A few years ago, ACC's Christmas wine tasting became an annual highlight, and many rare and wonderful wines were consumed. It's quite an eye-opener to go back and look at the gems we drank and laugh at the prices back then.
This year N kindly offered to host an informal gathering and six of us got together at his house, each contributing a top bottle from his or her cellar. This promised to be a very interesting occasion and I stayed sober at my office Christmas lunch the day before - the sacrifice! - to ensure that I was in tip-top condition and fully able to appreciate what was on offer.
G provided the first wine, a Salon 1996 champagne. This wasn't the sort of meal where one made detailed tasting notes so I'm working from memory. It had come on a long way from the previous time we tried it in around 2008 when notoriously we failed to identify it in a blind tasting line-up of about 15 various fizzes. This time it was mature and wonderful.
H provided the still white, this Chateau-Grillet 2008 from the Rhone. I wasn't previously familiar with this wine but found it fascinating, unusual and delicious. It seemed ready to drink and I'd never have guessed it was only 4 years old. Memo to self: look into white Rhone, as I have very happy memories of Mule Blanche which we used to drink at the Elizabeth restaurant in Oxford.

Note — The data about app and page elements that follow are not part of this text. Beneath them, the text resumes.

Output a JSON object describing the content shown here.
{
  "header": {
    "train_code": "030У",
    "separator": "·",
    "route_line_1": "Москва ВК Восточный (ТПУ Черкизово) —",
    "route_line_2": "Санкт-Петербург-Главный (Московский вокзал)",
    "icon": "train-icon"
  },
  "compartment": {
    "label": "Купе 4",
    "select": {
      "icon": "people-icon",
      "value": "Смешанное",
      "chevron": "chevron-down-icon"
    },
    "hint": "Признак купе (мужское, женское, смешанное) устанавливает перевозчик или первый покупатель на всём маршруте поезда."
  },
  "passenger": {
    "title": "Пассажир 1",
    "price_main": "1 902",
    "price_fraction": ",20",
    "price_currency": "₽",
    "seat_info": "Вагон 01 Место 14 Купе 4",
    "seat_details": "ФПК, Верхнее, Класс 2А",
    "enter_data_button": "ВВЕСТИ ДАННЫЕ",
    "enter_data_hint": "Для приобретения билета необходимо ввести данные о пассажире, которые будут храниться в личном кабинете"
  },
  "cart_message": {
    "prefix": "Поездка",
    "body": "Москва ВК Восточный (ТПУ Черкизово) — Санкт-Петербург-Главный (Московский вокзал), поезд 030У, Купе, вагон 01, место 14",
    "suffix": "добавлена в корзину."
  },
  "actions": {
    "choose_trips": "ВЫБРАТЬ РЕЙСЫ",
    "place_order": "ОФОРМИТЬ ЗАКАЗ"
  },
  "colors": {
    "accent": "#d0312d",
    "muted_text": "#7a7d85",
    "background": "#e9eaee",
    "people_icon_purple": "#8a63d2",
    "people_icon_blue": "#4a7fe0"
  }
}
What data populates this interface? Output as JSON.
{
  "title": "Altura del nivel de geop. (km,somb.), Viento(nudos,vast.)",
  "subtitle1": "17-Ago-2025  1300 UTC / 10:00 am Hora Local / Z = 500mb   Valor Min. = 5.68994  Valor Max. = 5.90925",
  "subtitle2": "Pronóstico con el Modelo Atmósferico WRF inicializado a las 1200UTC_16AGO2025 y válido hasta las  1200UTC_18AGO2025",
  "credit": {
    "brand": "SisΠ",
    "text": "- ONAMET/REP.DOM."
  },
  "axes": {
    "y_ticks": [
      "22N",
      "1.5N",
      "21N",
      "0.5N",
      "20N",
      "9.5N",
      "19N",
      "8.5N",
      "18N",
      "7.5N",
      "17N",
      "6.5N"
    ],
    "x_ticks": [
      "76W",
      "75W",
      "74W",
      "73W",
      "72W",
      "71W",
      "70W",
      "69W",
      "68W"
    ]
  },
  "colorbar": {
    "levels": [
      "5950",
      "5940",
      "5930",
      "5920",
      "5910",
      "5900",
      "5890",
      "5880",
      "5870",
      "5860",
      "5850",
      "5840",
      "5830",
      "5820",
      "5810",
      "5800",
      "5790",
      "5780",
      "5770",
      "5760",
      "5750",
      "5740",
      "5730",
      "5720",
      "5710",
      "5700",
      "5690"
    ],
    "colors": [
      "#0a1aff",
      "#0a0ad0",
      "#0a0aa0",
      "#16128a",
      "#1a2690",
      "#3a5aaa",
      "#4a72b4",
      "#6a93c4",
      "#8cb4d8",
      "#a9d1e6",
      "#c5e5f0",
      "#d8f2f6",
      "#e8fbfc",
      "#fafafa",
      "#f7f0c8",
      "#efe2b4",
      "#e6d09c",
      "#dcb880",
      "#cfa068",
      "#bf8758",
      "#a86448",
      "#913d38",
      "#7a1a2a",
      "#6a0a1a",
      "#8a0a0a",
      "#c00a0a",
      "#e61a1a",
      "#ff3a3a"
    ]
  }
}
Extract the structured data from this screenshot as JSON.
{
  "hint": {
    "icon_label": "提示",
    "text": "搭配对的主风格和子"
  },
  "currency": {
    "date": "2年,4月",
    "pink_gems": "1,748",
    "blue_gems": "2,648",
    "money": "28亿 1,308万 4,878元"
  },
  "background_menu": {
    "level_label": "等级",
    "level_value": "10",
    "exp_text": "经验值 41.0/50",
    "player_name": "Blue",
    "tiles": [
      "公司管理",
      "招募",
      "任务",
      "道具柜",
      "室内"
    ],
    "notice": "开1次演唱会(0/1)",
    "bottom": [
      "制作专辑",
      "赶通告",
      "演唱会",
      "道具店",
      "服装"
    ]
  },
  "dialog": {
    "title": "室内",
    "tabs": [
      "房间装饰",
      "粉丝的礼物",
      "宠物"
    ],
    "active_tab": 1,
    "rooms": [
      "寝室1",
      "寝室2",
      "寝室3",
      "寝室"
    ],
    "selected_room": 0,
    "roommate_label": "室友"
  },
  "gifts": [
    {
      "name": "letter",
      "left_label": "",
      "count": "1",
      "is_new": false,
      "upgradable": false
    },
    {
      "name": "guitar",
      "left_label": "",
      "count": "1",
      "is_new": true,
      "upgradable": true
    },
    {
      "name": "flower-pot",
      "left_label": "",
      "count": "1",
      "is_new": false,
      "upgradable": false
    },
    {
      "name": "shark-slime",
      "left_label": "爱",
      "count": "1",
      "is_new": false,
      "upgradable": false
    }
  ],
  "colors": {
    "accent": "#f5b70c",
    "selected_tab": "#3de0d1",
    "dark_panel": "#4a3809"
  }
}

ACC provided the first of the reds - a 1959 Santenay 1er Cru Comme from Domaine des Hautes-Cornieres. This was a revelation. Before it was opened I wondered if it might be over the hill but it confirmed that 1959 was one of the great vintages for Burgundy. It had so much going on - it was a lively colour and had a nose of tinned strawberries - but faded within the hour as you'd expect. So, that was the summer of '59, a song by Bruce Springsteen according to ACC. Hmm.
I provided the second red of the evening - a 1969 Chateau Latour. Latour is my favourite claret - I love its rich and powerful cabernet sauvignon style - but I might not have chosen this vintage had I read Michael Broadbent who apparently says it's terrible. Fortunately it seems that he tasted it some time ago, and as with the 1978 clarets, it may have been awful 20 years ago but now it's drinking well and the verdict was positive. Phew! Sometimes it pays not to do your homework.
An extra photo to show the dreadful glue-banding on the label.
The sweet wine was provided by O (as were some cakes from Ladurée which went down a treat). This was a Chateau Rieussec 1998. It was a beautiful golden colour, extraordinarily botrytised and quite shockingly sweet. Nectar but type II diabetes in a bottle. One small glass only. Well, maybe one and a half...
The last wine of the evening was provided by N and was a 1966 Taylors port. He told us that this was laid down by his grandfather and hadn't moved until it was brought down to London for this tasting. So this was about as perfect a bottle of port as you could get. It was very fine and classic and G considered it his wine of the evening. I didn't have a wine of the evening, as I found it too difficult to compare such different things, and they were all excellent examples of their type.
Here's a photo of the cork which was in excellent condition.
And finally, the complete line-up. What a great range of lovely things. Thanks to everyone involved and particularly to N for hosting. We must do it again next year!